Zhou, Bang-yan 1 (1056 A.D.-1121 A.D.)
On the Zhang-tai Road 2, I can still see faded blossoms remaining
on the top of the plum trees. The peach trees are starting to bloom. The
swallows, building their nests in this quiet neighborhood, return to their old
homes. Buried in melancholy, I have stood quietly for a long time. I remember a
modest girl peeking suddenly from behind her door. She had applied light rouge
to her face at the early dawn. The sunshine illuminated her sleeves which she
used to shield her face from the wind. Her delicate laugh and voice can still be
heard indistinctly. Upon Mr. Liu's return 3, he went all over the
village to search for her. Among the geisha girls who used to sing and dance
with her, only Qiu-niang 4 remains popular. Whenever I try to write
poems, I remember the line about Yan-tai 5. I wonder who will be my
companion when I sip my wine outdoors in a scenic park and stroll around the
eastern town. My love has gone with the lonely wild goose 6. I search
for Spring only to become saddened by our separation. The willow trees lower
their branches hanging down like gold ropes. My horse returns late. Thin flying
rain falls on the pond. As I gaze outward from behind the bamboo-blind, the
willow seeds dance with the wind and the yard looks desolate.
Mei-cheng was Bang-yan Zhou's other first name. He was a native of Qian-tang
City (present day Hangzhou City). Around 1080 A.D., he wrote a poem, “Ode to the
Capital” and presented it to Emperor Shen. Soon Zhou was appointed to be a
teacher at the Royal University.
Yao-zuo Xu of the Tang dynasty wrote a book titled The Geisha Girls of
Zhang-tai. Consequently, later generations considered Zhang-tai an area
where geisha girls lived.
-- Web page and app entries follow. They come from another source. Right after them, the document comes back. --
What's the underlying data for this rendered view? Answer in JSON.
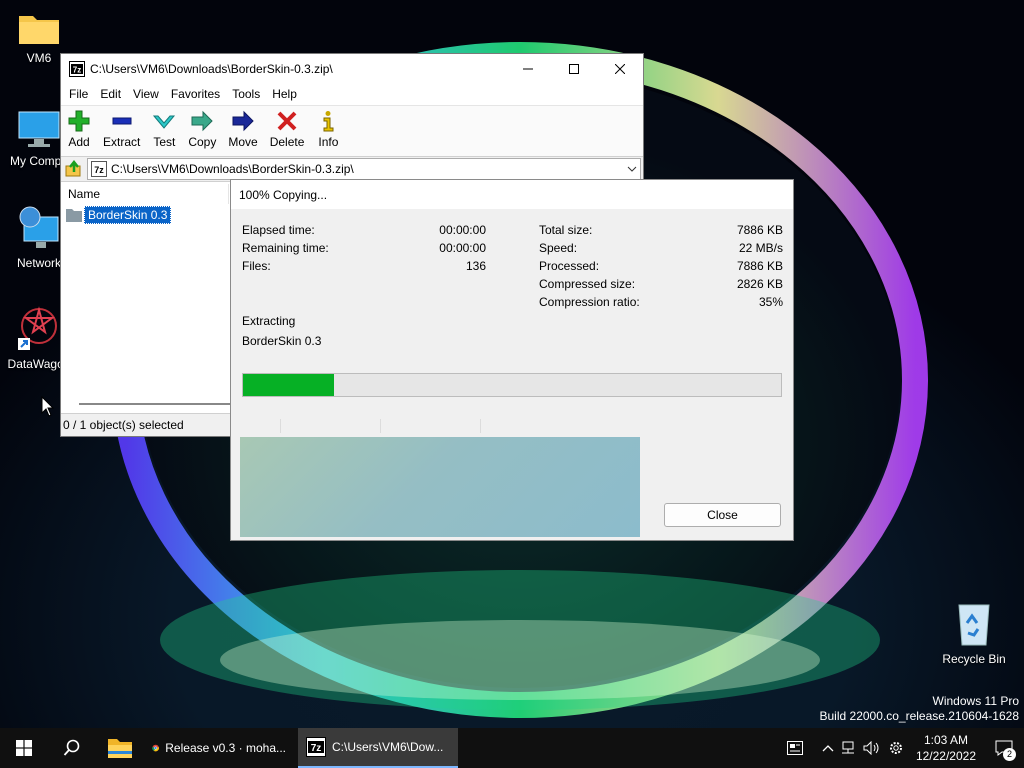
{
  "desktop": {
    "icons": [
      {
        "label": "VM6"
      },
      {
        "label": "My Compu"
      },
      {
        "label": "Network"
      },
      {
        "label": "DataWagon"
      },
      {
        "label": "Recycle Bin"
      }
    ],
    "watermark": {
      "line1": "Windows 11 Pro",
      "line2": "Build 22000.co_release.210604-1628"
    }
  },
  "zip_window": {
    "title": "C:\\Users\\VM6\\Downloads\\BorderSkin-0.3.zip\\",
    "app_badge": "7z",
    "menu": [
      "File",
      "Edit",
      "View",
      "Favorites",
      "Tools",
      "Help"
    ],
    "toolbar": [
      "Add",
      "Extract",
      "Test",
      "Copy",
      "Move",
      "Delete",
      "Info"
    ],
    "address": "C:\\Users\\VM6\\Downloads\\BorderSkin-0.3.zip\\",
    "column_name": "Name",
    "file_item": "BorderSkin 0.3",
    "status": "0 / 1 object(s) selected"
  },
  "progress_dialog": {
    "title": "100% Copying...",
    "left_stats": [
      {
        "label": "Elapsed time:",
        "value": "00:00:00"
      },
      {
        "label": "Remaining time:",
        "value": "00:00:00"
      },
      {
        "label": "Files:",
        "value": "136"
      }
    ],
    "right_stats": [
      {
        "label": "Total size:",
        "value": "7886 KB"
      },
      {
        "label": "Speed:",
        "value": "22 MB/s"
      },
      {
        "label": "Processed:",
        "value": "7886 KB"
      },
      {
        "label": "Compressed size:",
        "value": "2826 KB"
      },
      {
        "label": "Compression ratio:",
        "value": "35%"
      }
    ],
    "operation": "Extracting",
    "current_item": "BorderSkin 0.3",
    "progress_fraction": 0.17,
    "close_label": "Close"
  },
  "taskbar": {
    "apps": [
      {
        "label": "Release v0.3 · moha..."
      },
      {
        "label": "C:\\Users\\VM6\\Dow..."
      }
    ],
    "app_badge": "7z",
    "clock_time": "1:03 AM",
    "clock_date": "12/22/2022",
    "notification_count": "2"
  },
  "colors": {
    "progress_fill": "#06b025",
    "selection": "#0a64c8",
    "taskbar": "#101010"
  }
}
Yu-xi Liu was summoned to the capital from his exile in Lang City. On his
way back, he revisited Xuan-du Temple. When he saw anemones and wild oats waving
in the Spring wind, he wrote a poem. It said, “I wonder where the monk who
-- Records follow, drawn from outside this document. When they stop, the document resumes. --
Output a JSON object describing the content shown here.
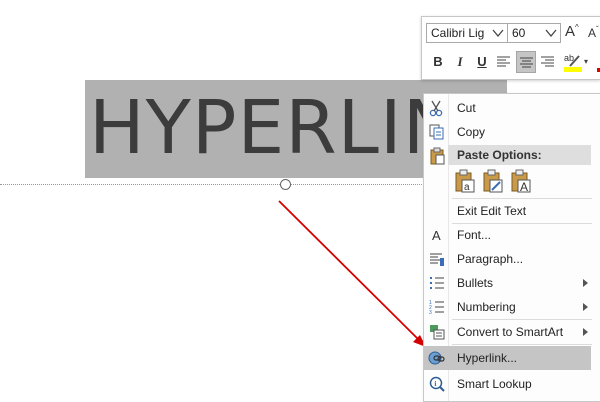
{
  "slide": {
    "text": "HYPERLINK",
    "selection_color": "#b1b1b1",
    "arrow_color": "#d40000"
  },
  "mini_toolbar": {
    "font_name": "Calibri Lig",
    "font_size": "60",
    "grow_font_label": "A",
    "shrink_font_label": "A",
    "bold_label": "B",
    "italic_label": "I",
    "underline_label": "U",
    "highlight_label": "ab",
    "active_alignment": "center"
  },
  "context_menu": {
    "items": [
      {
        "label": "Cut",
        "icon": "scissors-icon"
      },
      {
        "label": "Copy",
        "icon": "copy-icon"
      },
      {
        "label": "Paste Options:",
        "icon": "clipboard-icon"
      },
      {
        "label": "Exit Edit Text",
        "icon": ""
      },
      {
        "label": "Font...",
        "icon": "font-icon"
      },
      {
        "label": "Paragraph...",
        "icon": "paragraph-icon"
      },
      {
        "label": "Bullets",
        "icon": "bullets-icon",
        "submenu": true
      },
      {
        "label": "Numbering",
        "icon": "numbering-icon",
        "submenu": true
      },
      {
        "label": "Convert to SmartArt",
        "icon": "smartart-icon",
        "submenu": true
      },
      {
        "label": "Hyperlink...",
        "icon": "hyperlink-icon",
        "highlighted": true
      },
      {
        "label": "Smart Lookup",
        "icon": "smart-lookup-icon"
      }
    ],
    "paste_option_icons": [
      "paste-keep-source-formatting-icon",
      "paste-use-destination-theme-icon",
      "paste-keep-text-only-icon"
    ],
    "highlight_color": "#c5c5c5"
  }
}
planted the peach trees is./ Now Mr. Liu who visited here before comes alone.”
Mr. Liu in Liu’s poem refers to Yu-xi Liu, while Mr. Liu in Zhou’s poem refers
to Bang-yan Zhou.
Qiu-niang was a famous geisha girl during the Tang dynasty. Mu Du wrote a
poem for her. Here “Qiu-niang” refers to the most popular geisha girl in that
5 "Yan-tai" means "a platform on Yan Mountain".
The poem "Sending Willow Branches as a
Gift", written by Shang-yin Li, says, "After I delve into the line about
descending Yan-tai,/ Only the fragrance of flowers remains in my clothing."
Mu Du's poem says, "My sorrows are as many as Spring grass./ The past events
pursue the lonely goose and will not return."